▶ _EXERCISE BRIEF_:
This exercise calls for every line of the data below with the string "icon" in it.

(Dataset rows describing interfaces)
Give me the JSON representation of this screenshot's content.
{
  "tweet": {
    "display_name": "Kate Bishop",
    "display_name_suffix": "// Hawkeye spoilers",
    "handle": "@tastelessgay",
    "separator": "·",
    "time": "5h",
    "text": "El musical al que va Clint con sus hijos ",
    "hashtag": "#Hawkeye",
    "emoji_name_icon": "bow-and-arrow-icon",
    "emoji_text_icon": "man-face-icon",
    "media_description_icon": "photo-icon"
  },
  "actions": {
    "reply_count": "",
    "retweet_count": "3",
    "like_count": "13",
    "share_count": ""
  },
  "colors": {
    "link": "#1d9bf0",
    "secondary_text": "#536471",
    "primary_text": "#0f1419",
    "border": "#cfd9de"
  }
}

▶ _RESPONSE TO THE EXERCISE_:
    "emoji_name_icon": "bow-and-arrow-icon",
    "emoji_text_icon": "man-face-icon",
    "media_description_icon": "photo-icon"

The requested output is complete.